• [Task to carry out]: No pictures belong in the answer. Repeat all the entries exactly.

• [Records for this exercise]:
.....
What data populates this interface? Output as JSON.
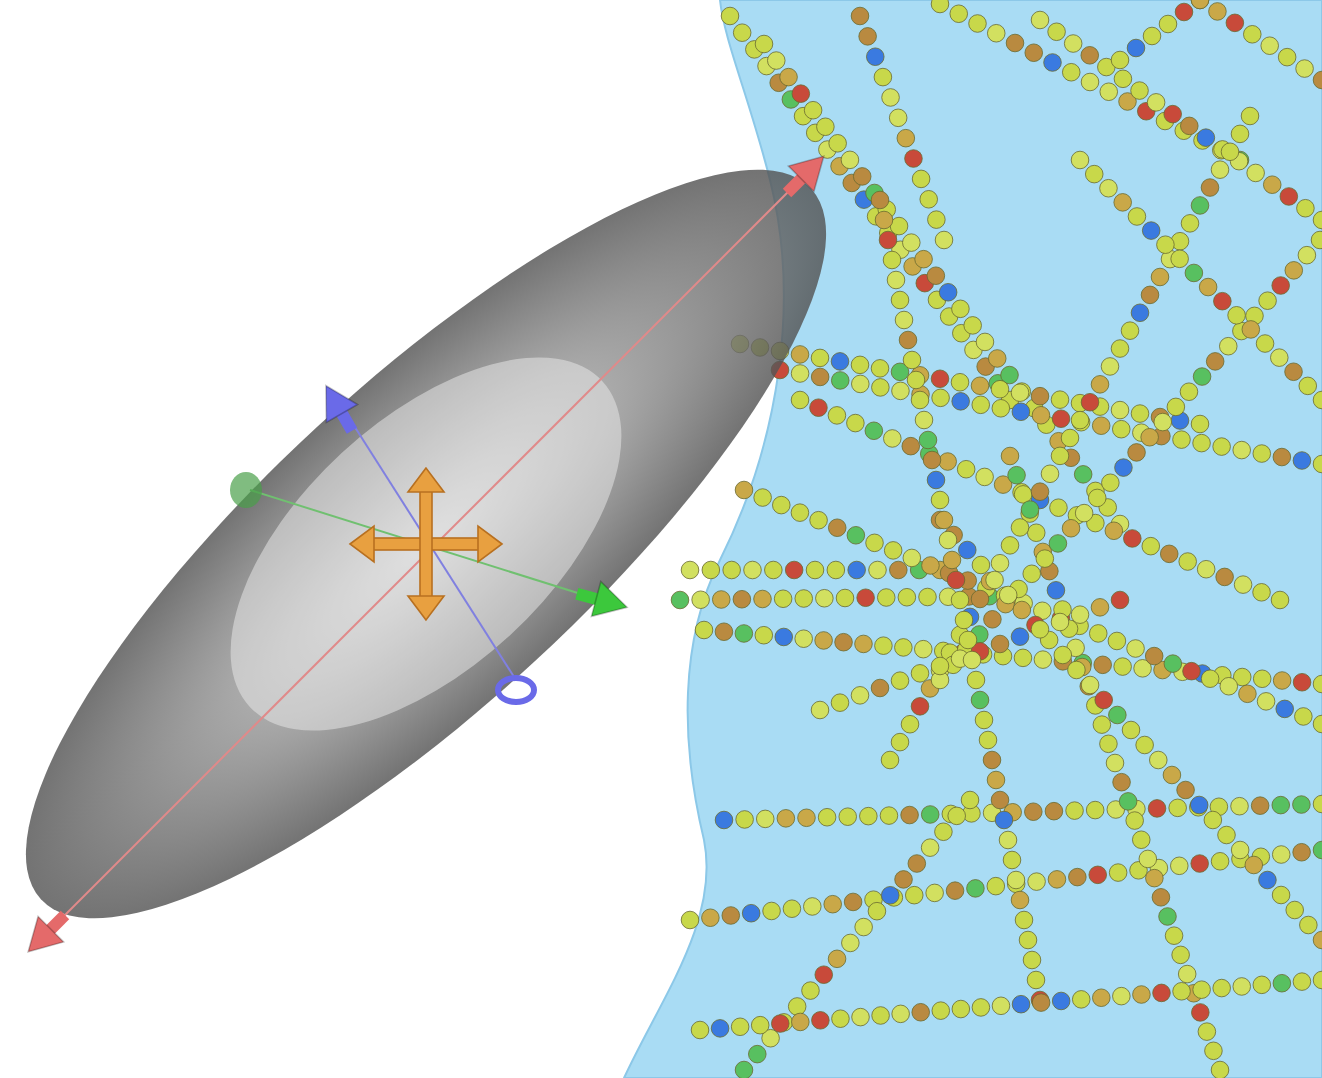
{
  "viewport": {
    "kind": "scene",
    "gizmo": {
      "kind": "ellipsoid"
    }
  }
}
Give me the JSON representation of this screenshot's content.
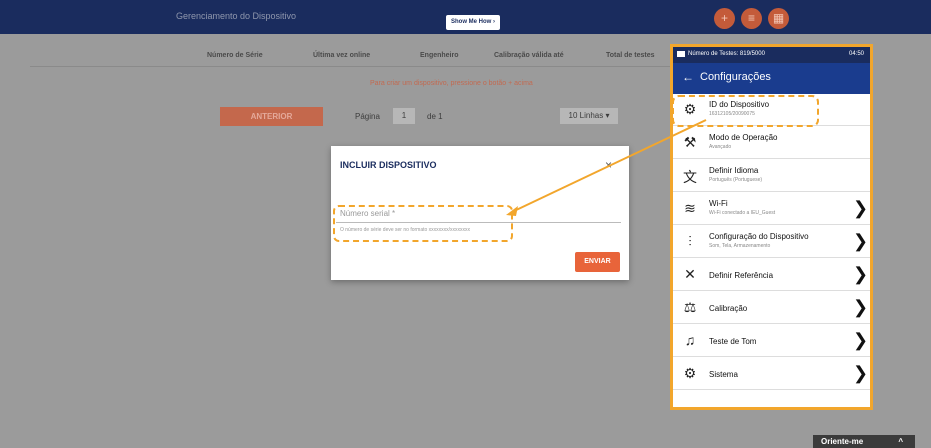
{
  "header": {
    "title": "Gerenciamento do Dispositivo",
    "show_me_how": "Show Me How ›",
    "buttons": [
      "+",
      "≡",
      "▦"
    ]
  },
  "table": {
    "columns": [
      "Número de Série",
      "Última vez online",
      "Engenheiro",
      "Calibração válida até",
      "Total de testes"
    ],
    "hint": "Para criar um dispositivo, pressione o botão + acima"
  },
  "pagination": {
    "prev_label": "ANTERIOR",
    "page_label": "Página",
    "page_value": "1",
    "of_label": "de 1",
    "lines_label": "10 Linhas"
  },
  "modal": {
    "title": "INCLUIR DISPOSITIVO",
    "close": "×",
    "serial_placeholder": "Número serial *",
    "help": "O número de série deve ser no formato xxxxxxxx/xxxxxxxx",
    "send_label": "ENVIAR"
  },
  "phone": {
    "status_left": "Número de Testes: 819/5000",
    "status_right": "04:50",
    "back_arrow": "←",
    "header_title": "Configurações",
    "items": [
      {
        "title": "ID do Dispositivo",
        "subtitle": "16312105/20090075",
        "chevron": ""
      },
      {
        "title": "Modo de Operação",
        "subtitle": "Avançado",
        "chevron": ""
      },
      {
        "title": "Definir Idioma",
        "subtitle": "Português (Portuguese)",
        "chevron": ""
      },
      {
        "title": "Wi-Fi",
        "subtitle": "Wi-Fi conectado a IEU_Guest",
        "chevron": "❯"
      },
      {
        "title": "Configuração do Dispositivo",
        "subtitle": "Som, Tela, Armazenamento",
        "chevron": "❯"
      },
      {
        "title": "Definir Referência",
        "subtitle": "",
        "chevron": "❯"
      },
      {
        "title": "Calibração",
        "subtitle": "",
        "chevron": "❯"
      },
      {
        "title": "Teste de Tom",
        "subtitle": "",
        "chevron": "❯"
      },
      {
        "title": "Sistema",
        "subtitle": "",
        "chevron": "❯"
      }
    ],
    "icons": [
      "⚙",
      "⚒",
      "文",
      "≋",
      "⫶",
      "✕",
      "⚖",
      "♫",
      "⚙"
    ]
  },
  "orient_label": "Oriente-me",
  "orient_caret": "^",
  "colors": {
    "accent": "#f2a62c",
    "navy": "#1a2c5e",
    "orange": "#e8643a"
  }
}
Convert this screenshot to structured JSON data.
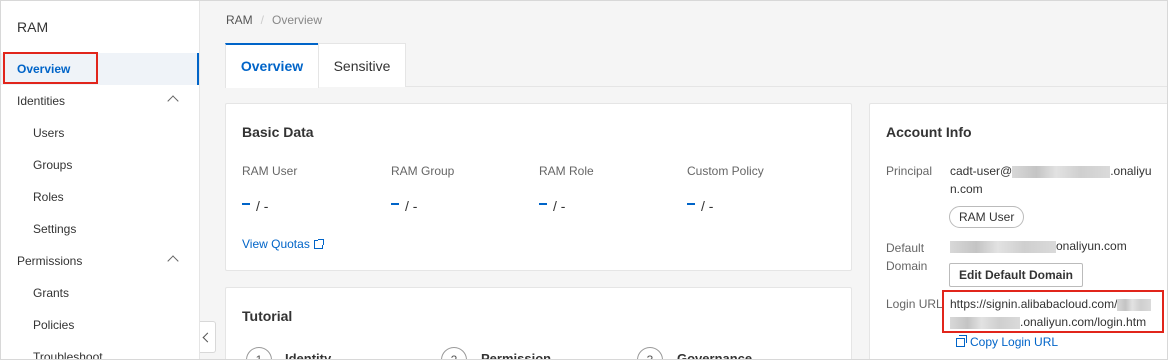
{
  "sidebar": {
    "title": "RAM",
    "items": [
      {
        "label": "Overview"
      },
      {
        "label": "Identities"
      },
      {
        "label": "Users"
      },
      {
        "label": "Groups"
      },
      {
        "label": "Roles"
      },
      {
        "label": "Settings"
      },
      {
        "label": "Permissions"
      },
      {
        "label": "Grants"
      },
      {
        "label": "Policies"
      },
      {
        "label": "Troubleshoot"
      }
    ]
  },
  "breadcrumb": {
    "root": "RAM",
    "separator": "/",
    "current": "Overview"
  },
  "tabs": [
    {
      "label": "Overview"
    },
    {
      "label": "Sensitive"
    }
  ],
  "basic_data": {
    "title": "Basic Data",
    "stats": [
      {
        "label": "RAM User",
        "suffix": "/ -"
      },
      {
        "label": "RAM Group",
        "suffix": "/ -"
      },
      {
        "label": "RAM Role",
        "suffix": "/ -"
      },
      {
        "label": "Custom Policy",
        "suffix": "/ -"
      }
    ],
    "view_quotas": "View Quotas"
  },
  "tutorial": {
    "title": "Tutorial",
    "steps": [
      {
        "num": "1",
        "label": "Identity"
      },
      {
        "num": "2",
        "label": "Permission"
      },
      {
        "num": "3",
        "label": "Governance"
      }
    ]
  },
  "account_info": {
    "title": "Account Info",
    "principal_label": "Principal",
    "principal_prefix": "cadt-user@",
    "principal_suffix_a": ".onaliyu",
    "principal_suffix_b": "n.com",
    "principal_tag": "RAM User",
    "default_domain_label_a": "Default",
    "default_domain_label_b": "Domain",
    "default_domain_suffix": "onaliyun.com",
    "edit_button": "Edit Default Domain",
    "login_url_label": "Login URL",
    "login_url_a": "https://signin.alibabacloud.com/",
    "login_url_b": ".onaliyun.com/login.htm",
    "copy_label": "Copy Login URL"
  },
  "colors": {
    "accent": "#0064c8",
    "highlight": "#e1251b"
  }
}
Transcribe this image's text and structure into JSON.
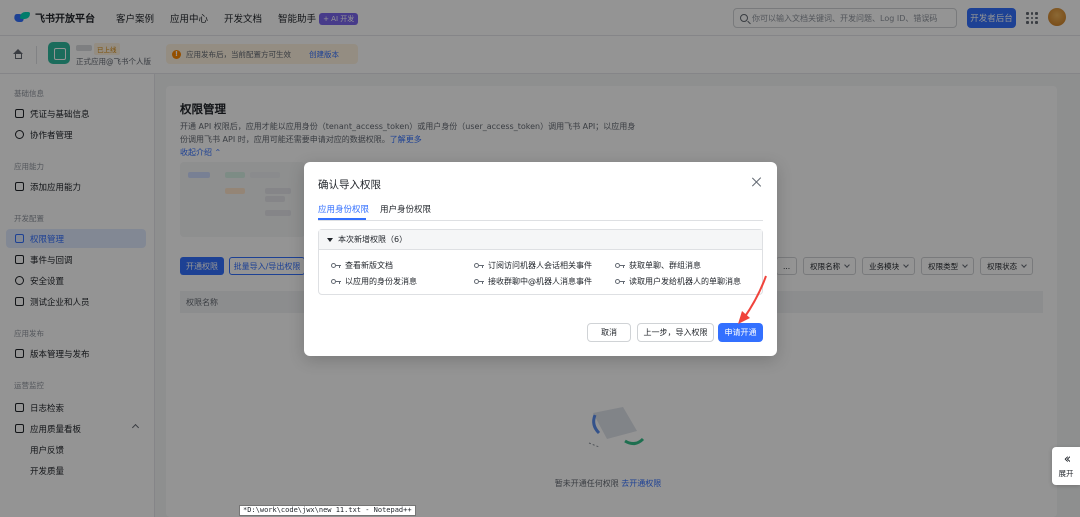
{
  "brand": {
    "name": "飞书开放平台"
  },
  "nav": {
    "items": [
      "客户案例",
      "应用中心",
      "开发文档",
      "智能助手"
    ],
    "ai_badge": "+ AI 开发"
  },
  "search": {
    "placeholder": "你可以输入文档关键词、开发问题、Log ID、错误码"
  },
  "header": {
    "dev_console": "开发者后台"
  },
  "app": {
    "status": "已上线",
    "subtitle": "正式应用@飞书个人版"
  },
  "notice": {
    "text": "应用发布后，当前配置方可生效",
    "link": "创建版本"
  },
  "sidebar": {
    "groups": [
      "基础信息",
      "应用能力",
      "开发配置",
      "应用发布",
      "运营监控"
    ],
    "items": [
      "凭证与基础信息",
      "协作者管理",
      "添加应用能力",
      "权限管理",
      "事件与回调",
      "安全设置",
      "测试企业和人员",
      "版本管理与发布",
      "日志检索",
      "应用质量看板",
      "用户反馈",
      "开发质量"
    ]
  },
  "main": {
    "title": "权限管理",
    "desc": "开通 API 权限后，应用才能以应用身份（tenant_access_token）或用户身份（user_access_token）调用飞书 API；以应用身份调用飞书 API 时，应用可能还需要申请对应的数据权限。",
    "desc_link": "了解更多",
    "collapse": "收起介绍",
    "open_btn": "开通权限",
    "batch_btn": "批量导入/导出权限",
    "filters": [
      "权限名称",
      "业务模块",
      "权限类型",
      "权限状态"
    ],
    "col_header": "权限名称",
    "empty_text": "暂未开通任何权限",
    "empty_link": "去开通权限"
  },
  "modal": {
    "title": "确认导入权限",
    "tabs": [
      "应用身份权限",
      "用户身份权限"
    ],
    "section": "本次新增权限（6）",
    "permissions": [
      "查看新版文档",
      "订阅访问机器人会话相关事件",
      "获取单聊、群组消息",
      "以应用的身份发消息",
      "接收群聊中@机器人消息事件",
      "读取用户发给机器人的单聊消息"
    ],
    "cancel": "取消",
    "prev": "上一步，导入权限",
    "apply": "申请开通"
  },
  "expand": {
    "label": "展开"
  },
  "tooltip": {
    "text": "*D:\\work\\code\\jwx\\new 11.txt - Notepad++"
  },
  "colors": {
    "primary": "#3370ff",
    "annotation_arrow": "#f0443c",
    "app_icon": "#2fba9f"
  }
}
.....
• [Written solution]:
What data populates this interface? Output as JSON.
{
  "viewport": {
    "kind": "scene",
    "gizmo": {
      "kind": "ellipsoid"
    }
  }
}
Give me the JSON representation of this screenshot's content.
{
  "header": {
    "title": "Gerenciamento do Dispositivo",
    "show_me_how": "Show Me How ›",
    "buttons": [
      "+",
      "≡",
      "▦"
    ]
  },
  "table": {
    "columns": [
      "Número de Série",
      "Última vez online",
      "Engenheiro",
      "Calibração válida até",
      "Total de testes"
    ],
    "hint": "Para criar um dispositivo, pressione o botão + acima"
  },
  "pagination": {
    "prev_label": "ANTERIOR",
    "page_label": "Página",
    "page_value": "1",
    "of_label": "de 1",
    "lines_label": "10 Linhas"
  },
  "modal": {
    "title": "INCLUIR DISPOSITIVO",
    "close": "×",
    "serial_placeholder": "Número serial *",
    "help": "O número de série deve ser no formato xxxxxxxx/xxxxxxxx",
    "send_label": "ENVIAR"
  },
  "phone": {
    "status_left": "Número de Testes: 819/5000",
    "status_right": "04:50",
    "back_arrow": "←",
    "header_title": "Configurações",
    "items": [
      {
        "title": "ID do Dispositivo",
        "subtitle": "16312105/20090075",
        "chevron": ""
      },
      {
        "title": "Modo de Operação",
        "subtitle": "Avançado",
        "chevron": ""
      },
      {
        "title": "Definir Idioma",
        "subtitle": "Português (Portuguese)",
        "chevron": ""
      },
      {
        "title": "Wi-Fi",
        "subtitle": "Wi-Fi conectado a IEU_Guest",
        "chevron": "❯"
      },
      {
        "title": "Configuração do Dispositivo",
        "subtitle": "Som, Tela, Armazenamento",
        "chevron": "❯"
      },
      {
        "title": "Definir Referência",
        "subtitle": "",
        "chevron": "❯"
      },
      {
        "title": "Calibração",
        "subtitle": "",
        "chevron": "❯"
      },
      {
        "title": "Teste de Tom",
        "subtitle": "",
        "chevron": "❯"
      },
      {
        "title": "Sistema",
        "subtitle": "",
        "chevron": "❯"
      }
    ],
    "icons": [
      "⚙",
      "⚒",
      "文",
      "≋",
      "⫶",
      "✕",
      "⚖",
      "♫",
      "⚙"
    ]
  },
  "orient_label": "Oriente-me",
  "orient_caret": "^",
  "colors": {
    "accent": "#f2a62c",
    "navy": "#1a2c5e",
    "orange": "#e8643a"
  }
}
Convert this screenshot to structured JSON data.
{
  "sidebar": {
    "title": "RAM",
    "items": [
      {
        "label": "Overview"
      },
      {
        "label": "Identities"
      },
      {
        "label": "Users"
      },
      {
        "label": "Groups"
      },
      {
        "label": "Roles"
      },
      {
        "label": "Settings"
      },
      {
        "label": "Permissions"
      },
      {
        "label": "Grants"
      },
      {
        "label": "Policies"
      },
      {
        "label": "Troubleshoot"
      }
    ]
  },
  "breadcrumb": {
    "root": "RAM",
    "separator": "/",
    "current": "Overview"
  },
  "tabs": [
    {
      "label": "Overview"
    },
    {
      "label": "Sensitive"
    }
  ],
  "basic_data": {
    "title": "Basic Data",
    "stats": [
      {
        "label": "RAM User",
        "suffix": "/ -"
      },
      {
        "label": "RAM Group",
        "suffix": "/ -"
      },
      {
        "label": "RAM Role",
        "suffix": "/ -"
      },
      {
        "label": "Custom Policy",
        "suffix": "/ -"
      }
    ],
    "view_quotas": "View Quotas"
  },
  "tutorial": {
    "title": "Tutorial",
    "steps": [
      {
        "num": "1",
        "label": "Identity"
      },
      {
        "num": "2",
        "label": "Permission"
      },
      {
        "num": "3",
        "label": "Governance"
      }
    ]
  },
  "account_info": {
    "title": "Account Info",
    "principal_label": "Principal",
    "principal_prefix": "cadt-user@",
    "principal_suffix_a": ".onaliyu",
    "principal_suffix_b": "n.com",
    "principal_tag": "RAM User",
    "default_domain_label_a": "Default",
    "default_domain_label_b": "Domain",
    "default_domain_suffix": "onaliyun.com",
    "edit_button": "Edit Default Domain",
    "login_url_label": "Login URL",
    "login_url_a": "https://signin.alibabacloud.com/",
    "login_url_b": ".onaliyun.com/login.htm",
    "copy_label": "Copy Login URL"
  },
  "colors": {
    "accent": "#0064c8",
    "highlight": "#e1251b"
  }
}
Transcribe this image's text and structure into JSON.
{
  "brand": {
    "name": "飞书开放平台"
  },
  "nav": {
    "items": [
      "客户案例",
      "应用中心",
      "开发文档",
      "智能助手"
    ],
    "ai_badge": "+ AI 开发"
  },
  "search": {
    "placeholder": "你可以输入文档关键词、开发问题、Log ID、错误码"
  },
  "header": {
    "dev_console": "开发者后台"
  },
  "app": {
    "status": "已上线",
    "subtitle": "正式应用@飞书个人版"
  },
  "notice": {
    "text": "应用发布后，当前配置方可生效",
    "link": "创建版本"
  },
  "sidebar": {
    "groups": [
      "基础信息",
      "应用能力",
      "开发配置",
      "应用发布",
      "运营监控"
    ],
    "items": [
      "凭证与基础信息",
      "协作者管理",
      "添加应用能力",
      "权限管理",
      "事件与回调",
      "安全设置",
      "测试企业和人员",
      "版本管理与发布",
      "日志检索",
      "应用质量看板",
      "用户反馈",
      "开发质量"
    ]
  },
  "main": {
    "title": "权限管理",
    "desc": "开通 API 权限后，应用才能以应用身份（tenant_access_token）或用户身份（user_access_token）调用飞书 API；以应用身份调用飞书 API 时，应用可能还需要申请对应的数据权限。",
    "desc_link": "了解更多",
    "collapse": "收起介绍",
    "open_btn": "开通权限",
    "batch_btn": "批量导入/导出权限",
    "filters": [
      "权限名称",
      "业务模块",
      "权限类型",
      "权限状态"
    ],
    "col_header": "权限名称",
    "empty_text": "暂未开通任何权限",
    "empty_link": "去开通权限"
  },
  "modal": {
    "title": "确认导入权限",
    "tabs": [
      "应用身份权限",
      "用户身份权限"
    ],
    "section": "本次新增权限（6）",
    "permissions": [
      "查看新版文档",
      "订阅访问机器人会话相关事件",
      "获取单聊、群组消息",
      "以应用的身份发消息",
      "接收群聊中@机器人消息事件",
      "读取用户发给机器人的单聊消息"
    ],
    "cancel": "取消",
    "prev": "上一步，导入权限",
    "apply": "申请开通"
  },
  "expand": {
    "label": "展开"
  },
  "tooltip": {
    "text": "*D:\\work\\code\\jwx\\new 11.txt - Notepad++"
  },
  "colors": {
    "primary": "#3370ff",
    "annotation_arrow": "#f0443c",
    "app_icon": "#2fba9f"
  }
}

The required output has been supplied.